[[ RECORDS TO USE, beginning ]]

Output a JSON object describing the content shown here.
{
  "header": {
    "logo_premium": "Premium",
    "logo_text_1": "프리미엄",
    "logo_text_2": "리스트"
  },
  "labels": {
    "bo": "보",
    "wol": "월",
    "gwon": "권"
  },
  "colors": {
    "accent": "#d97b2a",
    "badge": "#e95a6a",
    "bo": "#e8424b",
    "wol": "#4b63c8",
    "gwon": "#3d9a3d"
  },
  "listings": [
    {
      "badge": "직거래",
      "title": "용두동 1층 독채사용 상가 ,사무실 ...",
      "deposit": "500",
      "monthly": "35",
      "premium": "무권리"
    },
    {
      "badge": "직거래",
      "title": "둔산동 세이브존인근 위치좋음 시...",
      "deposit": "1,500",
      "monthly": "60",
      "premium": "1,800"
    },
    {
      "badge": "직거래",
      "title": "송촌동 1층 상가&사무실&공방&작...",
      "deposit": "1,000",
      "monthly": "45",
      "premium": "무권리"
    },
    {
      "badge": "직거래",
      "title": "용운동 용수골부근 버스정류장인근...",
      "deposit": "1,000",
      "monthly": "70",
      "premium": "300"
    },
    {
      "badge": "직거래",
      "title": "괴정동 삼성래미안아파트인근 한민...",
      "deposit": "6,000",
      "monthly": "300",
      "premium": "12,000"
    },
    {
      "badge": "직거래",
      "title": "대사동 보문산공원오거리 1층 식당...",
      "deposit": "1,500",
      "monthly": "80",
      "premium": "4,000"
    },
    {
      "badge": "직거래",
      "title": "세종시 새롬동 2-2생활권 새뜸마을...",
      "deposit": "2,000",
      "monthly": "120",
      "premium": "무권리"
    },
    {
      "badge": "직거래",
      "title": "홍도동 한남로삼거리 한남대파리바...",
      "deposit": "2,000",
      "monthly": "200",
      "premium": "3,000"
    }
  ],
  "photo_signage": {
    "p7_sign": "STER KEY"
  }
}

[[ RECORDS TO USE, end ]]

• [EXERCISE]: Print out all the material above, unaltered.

• [YOUR SOLUTION]:
Output a JSON object describing the content shown here.
{
  "header": {
    "logo_premium": "Premium",
    "logo_text_1": "프리미엄",
    "logo_text_2": "리스트"
  },
  "labels": {
    "bo": "보",
    "wol": "월",
    "gwon": "권"
  },
  "colors": {
    "accent": "#d97b2a",
    "badge": "#e95a6a",
    "bo": "#e8424b",
    "wol": "#4b63c8",
    "gwon": "#3d9a3d"
  },
  "listings": [
    {
      "badge": "직거래",
      "title": "용두동 1층 독채사용 상가 ,사무실 ...",
      "deposit": "500",
      "monthly": "35",
      "premium": "무권리"
    },
    {
      "badge": "직거래",
      "title": "둔산동 세이브존인근 위치좋음 시...",
      "deposit": "1,500",
      "monthly": "60",
      "premium": "1,800"
    },
    {
      "badge": "직거래",
      "title": "송촌동 1층 상가&사무실&공방&작...",
      "deposit": "1,000",
      "monthly": "45",
      "premium": "무권리"
    },
    {
      "badge": "직거래",
      "title": "용운동 용수골부근 버스정류장인근...",
      "deposit": "1,000",
      "monthly": "70",
      "premium": "300"
    },
    {
      "badge": "직거래",
      "title": "괴정동 삼성래미안아파트인근 한민...",
      "deposit": "6,000",
      "monthly": "300",
      "premium": "12,000"
    },
    {
      "badge": "직거래",
      "title": "대사동 보문산공원오거리 1층 식당...",
      "deposit": "1,500",
      "monthly": "80",
      "premium": "4,000"
    },
    {
      "badge": "직거래",
      "title": "세종시 새롬동 2-2생활권 새뜸마을...",
      "deposit": "2,000",
      "monthly": "120",
      "premium": "무권리"
    },
    {
      "badge": "직거래",
      "title": "홍도동 한남로삼거리 한남대파리바...",
      "deposit": "2,000",
      "monthly": "200",
      "premium": "3,000"
    }
  ],
  "photo_signage": {
    "p7_sign": "STER KEY"
  }
}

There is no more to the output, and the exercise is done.